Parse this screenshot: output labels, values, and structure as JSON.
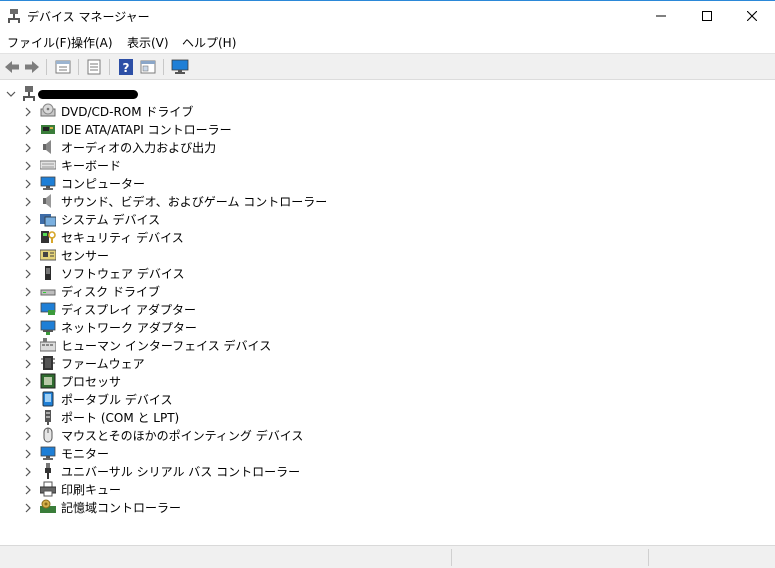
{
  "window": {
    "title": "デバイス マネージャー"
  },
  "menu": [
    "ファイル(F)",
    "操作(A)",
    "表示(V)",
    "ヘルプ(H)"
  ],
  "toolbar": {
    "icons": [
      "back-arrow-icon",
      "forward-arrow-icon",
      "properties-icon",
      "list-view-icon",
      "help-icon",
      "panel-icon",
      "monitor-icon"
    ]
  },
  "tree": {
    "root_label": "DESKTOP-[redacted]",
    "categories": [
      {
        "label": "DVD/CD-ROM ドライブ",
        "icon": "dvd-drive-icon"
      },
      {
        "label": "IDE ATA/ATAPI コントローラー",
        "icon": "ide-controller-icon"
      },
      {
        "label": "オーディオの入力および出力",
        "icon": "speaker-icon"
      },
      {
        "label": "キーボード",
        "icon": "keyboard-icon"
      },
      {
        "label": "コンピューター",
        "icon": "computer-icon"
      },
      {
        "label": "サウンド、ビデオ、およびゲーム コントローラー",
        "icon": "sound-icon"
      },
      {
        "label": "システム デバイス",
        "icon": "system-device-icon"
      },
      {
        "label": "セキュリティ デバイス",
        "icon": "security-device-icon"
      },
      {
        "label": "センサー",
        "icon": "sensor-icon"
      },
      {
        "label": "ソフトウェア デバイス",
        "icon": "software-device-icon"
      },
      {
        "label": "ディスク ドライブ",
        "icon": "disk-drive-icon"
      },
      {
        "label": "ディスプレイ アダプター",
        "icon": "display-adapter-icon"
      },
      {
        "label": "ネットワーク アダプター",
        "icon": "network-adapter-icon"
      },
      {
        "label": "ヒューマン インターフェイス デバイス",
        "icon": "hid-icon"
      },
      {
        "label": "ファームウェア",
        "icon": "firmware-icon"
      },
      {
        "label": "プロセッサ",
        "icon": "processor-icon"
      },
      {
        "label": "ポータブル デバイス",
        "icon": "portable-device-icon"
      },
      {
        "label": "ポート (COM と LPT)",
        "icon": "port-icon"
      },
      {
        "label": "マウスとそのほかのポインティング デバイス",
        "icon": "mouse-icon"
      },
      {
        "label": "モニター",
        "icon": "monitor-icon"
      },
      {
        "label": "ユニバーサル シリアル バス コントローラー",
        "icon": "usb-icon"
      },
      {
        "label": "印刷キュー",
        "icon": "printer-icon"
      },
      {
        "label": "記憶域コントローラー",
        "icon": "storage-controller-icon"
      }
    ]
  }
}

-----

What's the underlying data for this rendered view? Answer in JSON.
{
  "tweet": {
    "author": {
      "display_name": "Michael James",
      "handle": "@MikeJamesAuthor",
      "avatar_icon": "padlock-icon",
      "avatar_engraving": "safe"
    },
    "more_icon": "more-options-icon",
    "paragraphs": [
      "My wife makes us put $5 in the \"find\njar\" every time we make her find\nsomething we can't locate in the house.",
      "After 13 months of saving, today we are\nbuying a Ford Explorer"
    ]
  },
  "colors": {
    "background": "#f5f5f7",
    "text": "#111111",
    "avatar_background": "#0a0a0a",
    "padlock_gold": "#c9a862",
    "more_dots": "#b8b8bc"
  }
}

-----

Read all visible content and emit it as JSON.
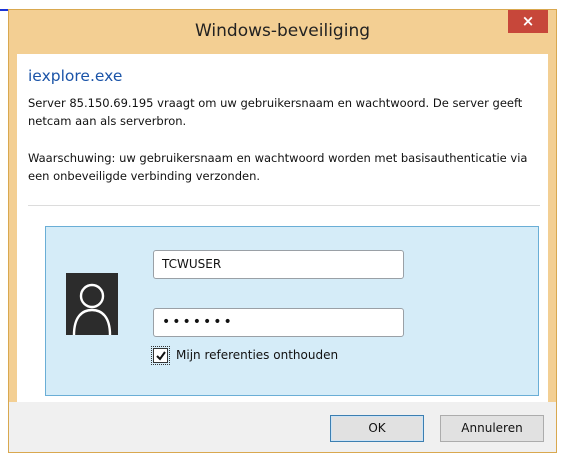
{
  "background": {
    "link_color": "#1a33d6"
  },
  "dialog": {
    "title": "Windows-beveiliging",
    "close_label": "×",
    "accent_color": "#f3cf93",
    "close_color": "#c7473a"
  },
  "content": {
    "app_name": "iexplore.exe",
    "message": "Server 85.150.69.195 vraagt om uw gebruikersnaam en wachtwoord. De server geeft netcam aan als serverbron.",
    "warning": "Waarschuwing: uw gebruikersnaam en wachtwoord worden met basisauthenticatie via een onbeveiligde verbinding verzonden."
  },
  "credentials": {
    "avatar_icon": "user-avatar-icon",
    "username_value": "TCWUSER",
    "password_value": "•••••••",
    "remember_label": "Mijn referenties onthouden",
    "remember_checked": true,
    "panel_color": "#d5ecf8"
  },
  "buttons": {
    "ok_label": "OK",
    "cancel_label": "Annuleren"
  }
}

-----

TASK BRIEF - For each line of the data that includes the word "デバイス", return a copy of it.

WRITTEN ANSWER -
    "title": "デバイス マネージャー"
        "label": "システム デバイス",
        "label": "セキュリティ デバイス",
        "label": "ソフトウェア デバイス",
        "label": "ヒューマン インターフェイス デバイス",
        "label": "ポータブル デバイス",
        "label": "マウスとそのほかのポインティング デバイス",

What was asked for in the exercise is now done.